One of the aspects of this whole business which is not often examined, with regards to Brexit and politics more generally, is the use and abuse of political rhetoric. I have chosen a few terms that are over-used by our politicians and try to unpick them below. Since they generally pass without question, and are key to how we are persuaded, or otherwise, I thought it would be a helpful exercise. This is part politics and economics, part semantics.
When others are trying to persuade us using rhetoric, one must keep in mind that words are not the same thing as that to which they refer. Words are not reality. Words are symbols used in communication to convey meaning. While it is both inconvenient and practically impossible to contest every word as it is uttered, it should be remembered that ideas and concepts, however we name or describe them, miss out much of the related information that we can potentially perceive with our senses, as well as much that we cannot.
Our sensory experiences are mediated by our nervous system and the ways in which it is structured and has learned to process information. We tend to believe that what we perceive is equal to reality, whereas whatever reality might be, it has been filtered by our often biased and very human brain. Snakes can perceive heat waves, allowing them to “see” in the dark. Humans perceive things differently. This does not make either perception the “correct” reality, rather each one is partial.
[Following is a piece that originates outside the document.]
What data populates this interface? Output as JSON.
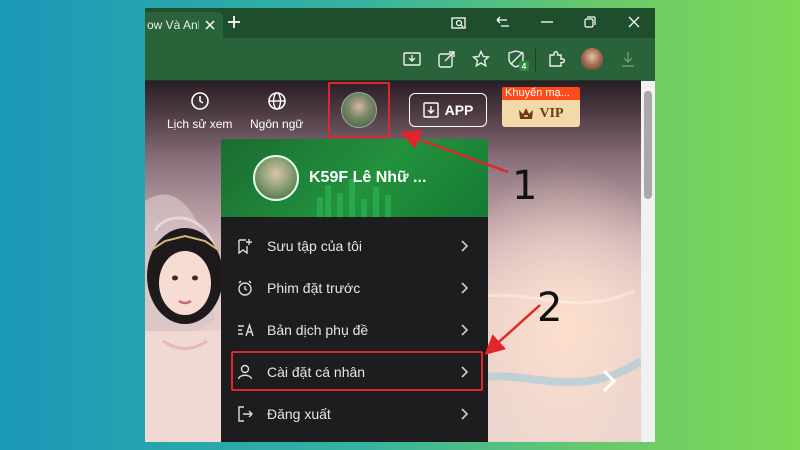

Following this digression, I discuss some of the language games of Brexit below. Calling them games may rather trivialise the serious issues involved, so please forgive me for that. Continue reading